Charming. Rape is fair turn-about for women who want spend time with sportsmen. And of course it's only rape if a woman doesn't get what she wanted. Is he actually meaning to imply that rugby players aren't very good at sex?
Haden is of course entitled to be a sexist arse. He can hold these views and I can't stop him. Even though he is very very wrong. What he can't do is spout this kind of crap when he's in a public role, representing us as an ambassador (even if it is about the Rugby World Cup).
Even being charitable about the time aspect, McCully didn't have to go and accept the resignation "with sadness". Unless that sadness was based on being saddened that there are still people who think that women ask for rape in this country.
Maybe McCully was teary-eyed at the thought that Haden's resignation didn't contain an apology, but instead reads so*:
Dear Murray, I wish to advise that I have decided to resign my role as an honorary Ambassador of the Government's 2011 Rugby World Cup programme. I do so to ensure that neither your leveraging initiatives or the game of Rugby that I love are compromised by the current media backlash to the comments I have made on television recently. I feel that to stay in the role, given the current media beat-up, would mean having to remove myself from making public comments on the game or related issues. I have always believed in saying what I think and I will always be true to myself in that regard and it's a sad day for society when people such as I are unable to express what we believe without a media beat-up from those with sectional interests.I used to love rugby too (although possibly not enough to give it a capital R in the middle of a sentence). I grew up with pictures of rugby players on my walls, not to ogle them or secretly kiss them before bedtime, but because I was truly into the game itself. I didn't want to marry a rugby player, or indeed ever meet one, I just wanted to watch them play because I caught a love of the game from my father.
It was idiots like Haden that turned me off rugby. All the trappings that accompanied the first XV at my school (who weren't actually very good, they weren't even in the first grade of the local high schools' competition); the special treatment they received, how they got off when they did something wrong, and how quickly they bought into this mentality of God-like status once they made the team. I knew as a teen that it was wrong, but I didn't realise how ingrained it was in our country until I got older and started to see it writ large in the ABs and the rugby culture that surrounds them even after they can no longer pass the ball without creaking.

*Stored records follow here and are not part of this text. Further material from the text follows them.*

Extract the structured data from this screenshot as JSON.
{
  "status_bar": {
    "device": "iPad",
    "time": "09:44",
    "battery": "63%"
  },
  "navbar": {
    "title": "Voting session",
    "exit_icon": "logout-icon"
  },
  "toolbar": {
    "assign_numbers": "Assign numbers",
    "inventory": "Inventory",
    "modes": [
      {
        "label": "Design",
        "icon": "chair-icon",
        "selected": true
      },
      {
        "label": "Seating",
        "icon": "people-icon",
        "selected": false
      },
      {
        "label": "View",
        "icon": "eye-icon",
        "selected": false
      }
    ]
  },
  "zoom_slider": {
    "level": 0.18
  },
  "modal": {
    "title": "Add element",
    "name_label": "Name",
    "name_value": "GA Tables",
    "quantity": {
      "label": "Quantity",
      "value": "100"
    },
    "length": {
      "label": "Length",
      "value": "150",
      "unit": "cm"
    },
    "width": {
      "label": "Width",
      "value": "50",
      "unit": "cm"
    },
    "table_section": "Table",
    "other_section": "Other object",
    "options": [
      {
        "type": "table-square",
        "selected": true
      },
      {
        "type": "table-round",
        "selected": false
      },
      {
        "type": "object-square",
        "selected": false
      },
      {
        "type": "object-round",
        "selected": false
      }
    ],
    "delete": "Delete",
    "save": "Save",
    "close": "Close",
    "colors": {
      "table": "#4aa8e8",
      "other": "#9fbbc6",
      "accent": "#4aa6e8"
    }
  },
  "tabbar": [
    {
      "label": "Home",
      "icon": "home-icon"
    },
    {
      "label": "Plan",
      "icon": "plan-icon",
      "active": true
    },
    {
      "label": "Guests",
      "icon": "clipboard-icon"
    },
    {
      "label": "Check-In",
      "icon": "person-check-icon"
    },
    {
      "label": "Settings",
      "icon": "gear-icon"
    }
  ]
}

Haden is part of that culture, part of perpetuating it, and as an Elder Statesman of the game when he mutters about "darkies" and women asking for rape his words are heard widely and with authority. The fact that he can't see that, the fact that he can't even see his own privilege in having public platforms to make his pratfalls from, certainly makes me sad, even if it doesn't particularly grieve McCully.
I think Haden, and McCully, can consider this episode something of a diplomacy FAIL.
* The only place I could find such a full account of the resignation email was this really truly awful media release from SOLO (Lindsay Perigo) entitled Andy Haden - On Of The Few Honest And Courageous Men In NZ Public Life. I don't recommend making with the clicky, but wanted to be fair about acknowledging where I got it from.